All along, the HKMA has been supervising banks’ premium financing business according to the principle of a risk-based approach. We conducted a joint inspection with the Insurance Authority on premium financing in 2020, and published a joint circular to share the key findings in the following year. In 2022, the two regulators concurrently issued guidance to the industry, elaborating on the supervisory requirements for premium financing, including the introduction of the “Important Facts Statement – Premium Financing (IFS-PF)” and measures against the risk of over-leveraging of customers. Amongst others, the IFS-PF sets out the factors to be considered and the risks involved in premium financing, aiming to promote disclosure and help customers better understand premium financing and make informed decisions.
The HKMA also attaches great importance to the public’s views. Customer feedback on banking services that we gather in the course of complaint handling helps us assess banks’ regulatory compliance. We also share good practices with the whole sector and individual banks from time to time, emphasising the treat-customers-fairly principle while also promoting public financial education. The HKMA has seen an increase in complaints about premium financing, with 4 cases in 2021, 34 in 2022 and 48 in 2023 respectively, albeit the absolute numbers were relatively small. Recent complaint cases mainly revolved around three themes: (i) customers claiming they were not aware that they had taken out a loan from the bank, and mistakenly believed that the monthly payments were insurance policy premiums rather than loan interest payments; (ii) alleged misrepresentation by sales staff, such as the dividends of the insurance policy would always be sufficient to cover the interest payments, or leveraging on premium financing would always earn higher returns; (iii) sales staff allegedly overstating customers’ liquid assets in the affordability assessment in order to offer insurance policies at higher premiums.

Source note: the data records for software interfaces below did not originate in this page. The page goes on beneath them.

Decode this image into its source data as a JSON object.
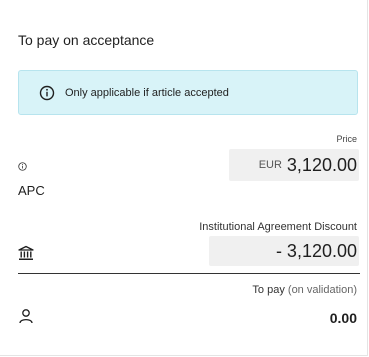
{
  "panel": {
    "title": "To pay on acceptance",
    "info_message": "Only applicable if article accepted",
    "info_icon": "info-circle-icon"
  },
  "price": {
    "label": "Price",
    "currency": "EUR",
    "amount": "3,120.00",
    "item_label": "APC",
    "item_icon": "info-icon"
  },
  "discount": {
    "label": "Institutional Agreement Discount",
    "amount": "- 3,120.00",
    "icon": "institution-bank-icon"
  },
  "to_pay": {
    "label": "To pay",
    "note": "(on validation)",
    "amount": "0.00",
    "icon": "user-icon"
  },
  "colors": {
    "info_bg": "#d8f3f8",
    "info_border": "#b7e4ee",
    "value_bg": "#f0f0f0",
    "text": "#1f1f1f"
  }
}
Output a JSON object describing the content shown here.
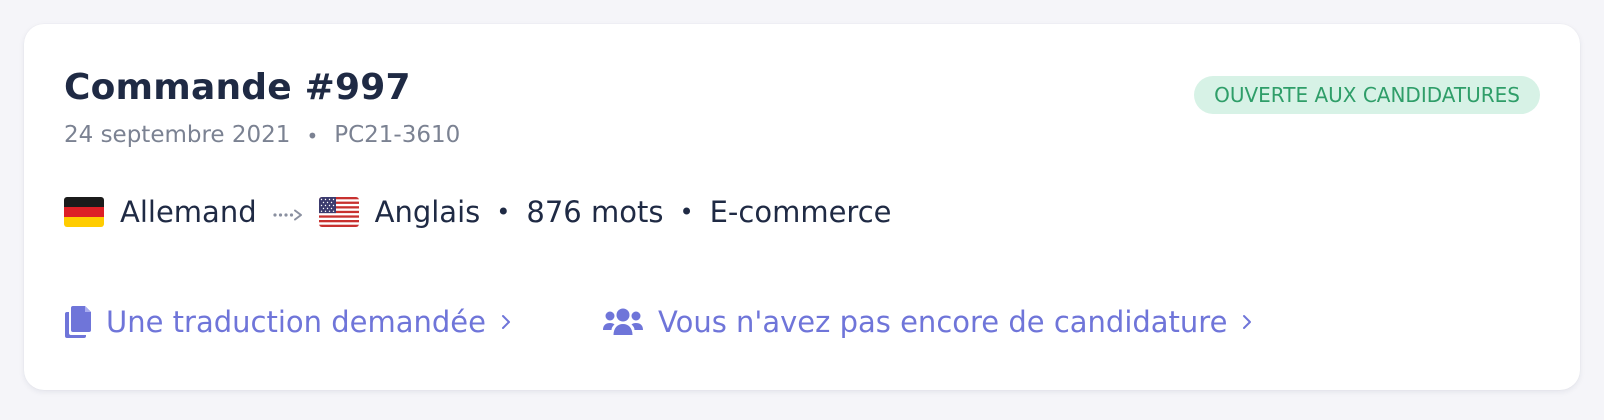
{
  "order": {
    "title": "Commande #997",
    "date": "24 septembre 2021",
    "separator": "•",
    "reference": "PC21-3610",
    "status": "Ouverte aux candidatures"
  },
  "languages": {
    "source": {
      "label": "Allemand",
      "flag": "germany-flag-icon"
    },
    "target": {
      "label": "Anglais",
      "flag": "usa-flag-icon"
    },
    "arrow_icon": "dotted-arrow-right-icon"
  },
  "details": {
    "word_count": "876 mots",
    "domain": "E-commerce",
    "separator": "•"
  },
  "links": {
    "translations": {
      "label": "Une traduction demandée",
      "icon": "documents-icon",
      "chevron": "chevron-right-icon"
    },
    "applications": {
      "label": "Vous n'avez pas encore de candidature",
      "icon": "users-icon",
      "chevron": "chevron-right-icon"
    }
  },
  "colors": {
    "title": "#1f2a44",
    "muted": "#7b8292",
    "accent": "#6f75d9",
    "status_bg": "#d7f2e6",
    "status_text": "#2f9e69"
  }
}
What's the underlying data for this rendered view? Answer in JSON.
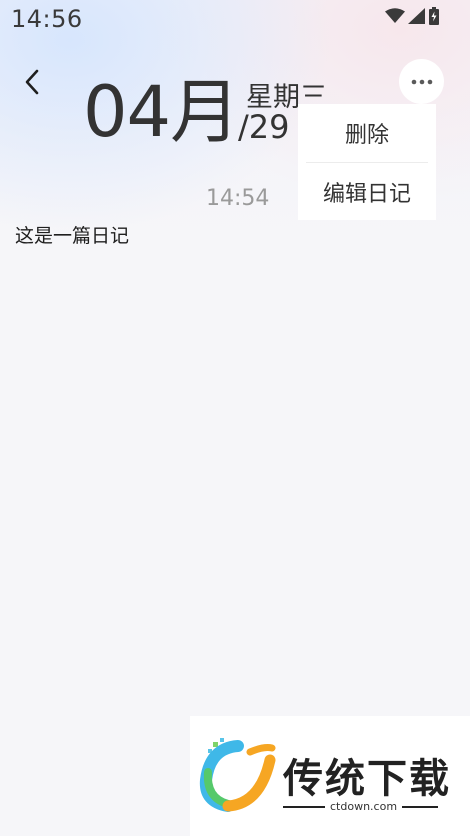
{
  "status_bar": {
    "time": "14:56"
  },
  "header": {
    "month": "04月",
    "weekday": "星期三",
    "day": "/29"
  },
  "menu": {
    "items": [
      "删除",
      "编辑日记"
    ]
  },
  "entry": {
    "time": "14:54",
    "text": "这是一篇日记"
  },
  "watermark": {
    "brand": "传统下载",
    "site": "ctdown.com"
  },
  "colors": {
    "text_primary": "#333333",
    "text_secondary": "#9a9a9a",
    "background": "#f6f6f9"
  }
}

When we looked closely at the information provided by complainants and examined all relevant records and bank documents, we found that most cases involved the complainants’ words against the words of the banks or bank staff concerned, or the complainants’ allegations were not supported by the documentary evidence. Nevertheless, banks are required to follow the HKMA’s guidance, and handle complaints through their internal mechanisms. If necessary, banks will engage complainants and independent mediators or arbitrators to resolve the disputes.
While the HKMA and banks are working hard to safeguard customer interests, it is also imperative that customers remain vigilant and exercise due diligence. The public should always read the insurance policy documents and the loan documents carefully to understand the relevant features and risks of premium financing before committing to take out the loan. Before signing any documents, customers should make sure that they understand and acknowledge the contents fully, including their own financial information (e.g. liquid assets and monthly income) to ensure that the affordability assessment reflects their actual circumstances. Customers have both the right and the obligation to make enquiries with bank staff, and refuse to sign any documents which they do not understand or disagree with.
Members of the public are encouraged to visit the dedicated page on the HKMA website to learn more about premium financing. I wish everyone smart financial management in the year ahead!
Deputy Chief Executive
Hong Kong Monetary Authority
22 January 2024